The fact that Federal Debt is actually a relatively low percent of GDP partially explains why the US government debt is still considered a “safe haven.” The US government actually has the ability to continue leveraging up. If it were to expand its balance sheet to the level of Japan’s, it could borrow over $17 trillion more. This level of borrowing seems unrealistic but it does go to show that the Federal government does have room to maneuver. It also explains why, despite the huge deficits projected by the Obama administration, the dollar has remained relatively strong.

State and Local Debt

The final layer of debt measured by the Federal Reserve is State and Local Debt. At $16.9 billion, this also seems well under control relative to GDP. Most states are not allowed to run budget deficits and many governments were aided by the housing boom in expanding revenues. That spending will have to contract to keep the ratio in line relative to GDP.

Based on my back of the envelope calculations, I believe Financial, Household and Business debt will be reduced by $8 – $9 trillion over the next decade. This level of deleveraging would bring debt to GDP levels back in line with the early 1990s. However, the deleveraging of the private sector will be met by the leveraging up of the public sector. Lawrence Summers, director of the White House’s National Economic Council, confirmed this week that the government will run deficits as far as the eye can see in order to combat the deleveraging going on in the real economy.

The implications for stock market investors are rather obvious. While the consumer retrenches, retail spending will remain weak. The domestic financial sector will also remain weak as those companies continue to deleverage, impairing profitability and reducing growth. And while businesses will also see some retrenchment, the balance sheets of many US corporations remain strong. Companies with strong balance sheets should come out on the other side of this downturn in better shape than ever. Finally, while unchecked government spending is abhorrent to most every taxpayer, the Federal Government actually has the balance sheet to leverage up. That should avoid a major crisis of confidence in the solvency of the United States, at least in the upcoming four years.

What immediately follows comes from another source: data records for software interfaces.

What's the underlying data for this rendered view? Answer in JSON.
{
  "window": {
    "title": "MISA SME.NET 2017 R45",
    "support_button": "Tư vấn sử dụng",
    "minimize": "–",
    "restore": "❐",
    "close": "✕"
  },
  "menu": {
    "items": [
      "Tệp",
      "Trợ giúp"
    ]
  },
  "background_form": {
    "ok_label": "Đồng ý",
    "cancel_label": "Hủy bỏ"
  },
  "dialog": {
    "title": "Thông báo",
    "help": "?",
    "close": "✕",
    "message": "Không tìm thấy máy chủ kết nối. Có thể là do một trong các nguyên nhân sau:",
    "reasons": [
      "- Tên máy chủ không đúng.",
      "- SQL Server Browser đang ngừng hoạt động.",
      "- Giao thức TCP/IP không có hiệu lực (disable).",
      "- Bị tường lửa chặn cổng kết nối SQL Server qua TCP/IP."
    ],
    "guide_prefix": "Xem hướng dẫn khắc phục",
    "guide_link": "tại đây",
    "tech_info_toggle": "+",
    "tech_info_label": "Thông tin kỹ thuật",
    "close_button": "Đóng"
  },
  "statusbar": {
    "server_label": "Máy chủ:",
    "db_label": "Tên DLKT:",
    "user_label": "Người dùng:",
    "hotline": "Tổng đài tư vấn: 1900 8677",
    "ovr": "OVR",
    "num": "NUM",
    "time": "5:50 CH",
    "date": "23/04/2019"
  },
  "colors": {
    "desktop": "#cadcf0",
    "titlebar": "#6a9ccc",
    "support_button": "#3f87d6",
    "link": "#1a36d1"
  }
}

Source: U.S. Domestic Debt: What Can Be Expanded, What Must Be Reduced?